> [What the task asks]:
Pick each line containing "true" out of the records.

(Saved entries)
——
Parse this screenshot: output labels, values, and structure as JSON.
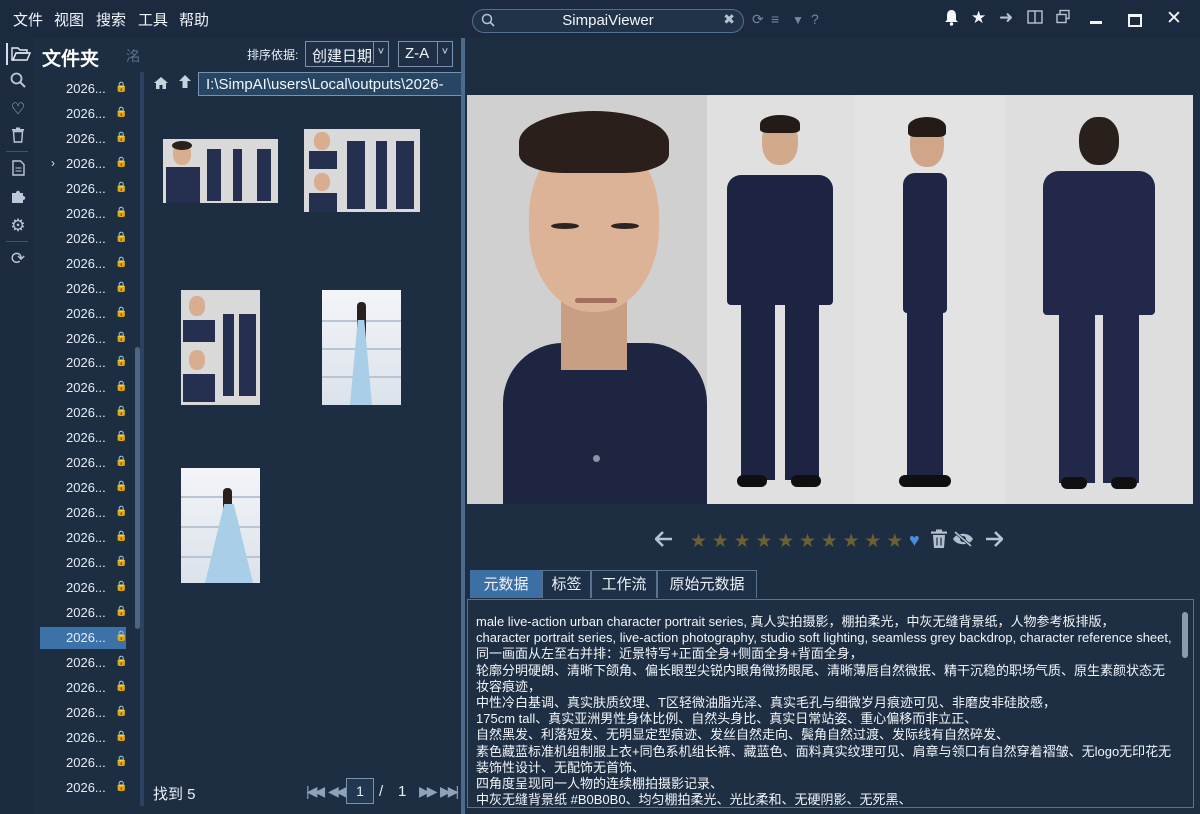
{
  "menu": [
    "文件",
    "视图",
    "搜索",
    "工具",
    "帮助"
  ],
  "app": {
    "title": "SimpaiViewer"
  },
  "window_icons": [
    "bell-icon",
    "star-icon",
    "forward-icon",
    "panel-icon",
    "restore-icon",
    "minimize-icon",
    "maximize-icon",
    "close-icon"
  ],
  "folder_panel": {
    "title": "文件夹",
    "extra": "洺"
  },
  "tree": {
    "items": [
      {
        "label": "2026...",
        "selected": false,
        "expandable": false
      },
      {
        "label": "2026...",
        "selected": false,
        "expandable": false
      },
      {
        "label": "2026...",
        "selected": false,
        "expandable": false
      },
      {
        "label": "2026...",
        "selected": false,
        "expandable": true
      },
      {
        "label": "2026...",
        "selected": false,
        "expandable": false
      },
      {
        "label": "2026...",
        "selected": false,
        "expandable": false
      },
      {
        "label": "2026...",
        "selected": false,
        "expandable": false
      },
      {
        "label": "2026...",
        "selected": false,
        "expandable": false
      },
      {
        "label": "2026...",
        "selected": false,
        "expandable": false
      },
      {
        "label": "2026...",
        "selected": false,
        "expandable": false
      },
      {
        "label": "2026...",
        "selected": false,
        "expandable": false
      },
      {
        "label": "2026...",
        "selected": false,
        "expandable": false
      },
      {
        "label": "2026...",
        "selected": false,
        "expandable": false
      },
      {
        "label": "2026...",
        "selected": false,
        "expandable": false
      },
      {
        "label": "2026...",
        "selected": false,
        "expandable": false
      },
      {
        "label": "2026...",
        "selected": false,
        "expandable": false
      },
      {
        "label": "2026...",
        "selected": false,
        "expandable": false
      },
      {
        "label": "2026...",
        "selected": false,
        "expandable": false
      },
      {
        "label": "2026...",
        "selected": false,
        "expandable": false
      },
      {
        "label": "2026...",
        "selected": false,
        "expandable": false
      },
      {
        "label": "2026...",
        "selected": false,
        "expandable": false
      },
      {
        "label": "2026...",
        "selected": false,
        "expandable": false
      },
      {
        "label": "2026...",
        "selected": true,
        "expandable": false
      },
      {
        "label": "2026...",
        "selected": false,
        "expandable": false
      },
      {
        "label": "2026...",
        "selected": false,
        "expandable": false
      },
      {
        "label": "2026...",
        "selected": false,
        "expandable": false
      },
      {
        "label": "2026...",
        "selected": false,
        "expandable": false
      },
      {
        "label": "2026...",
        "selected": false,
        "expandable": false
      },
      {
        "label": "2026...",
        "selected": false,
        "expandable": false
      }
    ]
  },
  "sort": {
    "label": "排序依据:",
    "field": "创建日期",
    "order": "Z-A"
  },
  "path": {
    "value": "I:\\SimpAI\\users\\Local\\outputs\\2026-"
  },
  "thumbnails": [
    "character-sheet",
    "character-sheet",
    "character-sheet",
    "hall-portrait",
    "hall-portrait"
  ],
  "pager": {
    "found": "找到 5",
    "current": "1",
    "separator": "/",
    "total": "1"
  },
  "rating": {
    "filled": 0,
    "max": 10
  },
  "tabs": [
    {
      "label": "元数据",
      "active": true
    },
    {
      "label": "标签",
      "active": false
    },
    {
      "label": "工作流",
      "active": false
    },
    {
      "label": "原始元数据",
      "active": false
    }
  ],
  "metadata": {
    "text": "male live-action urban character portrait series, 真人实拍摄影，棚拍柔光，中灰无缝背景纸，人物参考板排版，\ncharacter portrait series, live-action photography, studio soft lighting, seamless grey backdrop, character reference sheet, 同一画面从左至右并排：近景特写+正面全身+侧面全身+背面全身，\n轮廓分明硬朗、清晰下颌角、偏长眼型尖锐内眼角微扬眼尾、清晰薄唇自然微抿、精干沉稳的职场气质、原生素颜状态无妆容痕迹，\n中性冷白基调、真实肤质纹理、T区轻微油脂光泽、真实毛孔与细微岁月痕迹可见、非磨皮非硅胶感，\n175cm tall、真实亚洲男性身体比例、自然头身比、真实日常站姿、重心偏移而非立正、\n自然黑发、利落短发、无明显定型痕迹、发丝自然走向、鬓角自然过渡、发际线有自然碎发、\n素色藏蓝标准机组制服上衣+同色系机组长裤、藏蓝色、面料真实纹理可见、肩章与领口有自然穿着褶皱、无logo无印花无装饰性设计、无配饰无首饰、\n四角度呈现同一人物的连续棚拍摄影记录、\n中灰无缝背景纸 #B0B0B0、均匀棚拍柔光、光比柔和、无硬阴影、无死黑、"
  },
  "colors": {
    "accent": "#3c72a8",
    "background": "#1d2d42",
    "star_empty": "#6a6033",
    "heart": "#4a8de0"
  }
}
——
> [Result of this exercise]:
        "expandable": true
        "selected": true,
      "active": true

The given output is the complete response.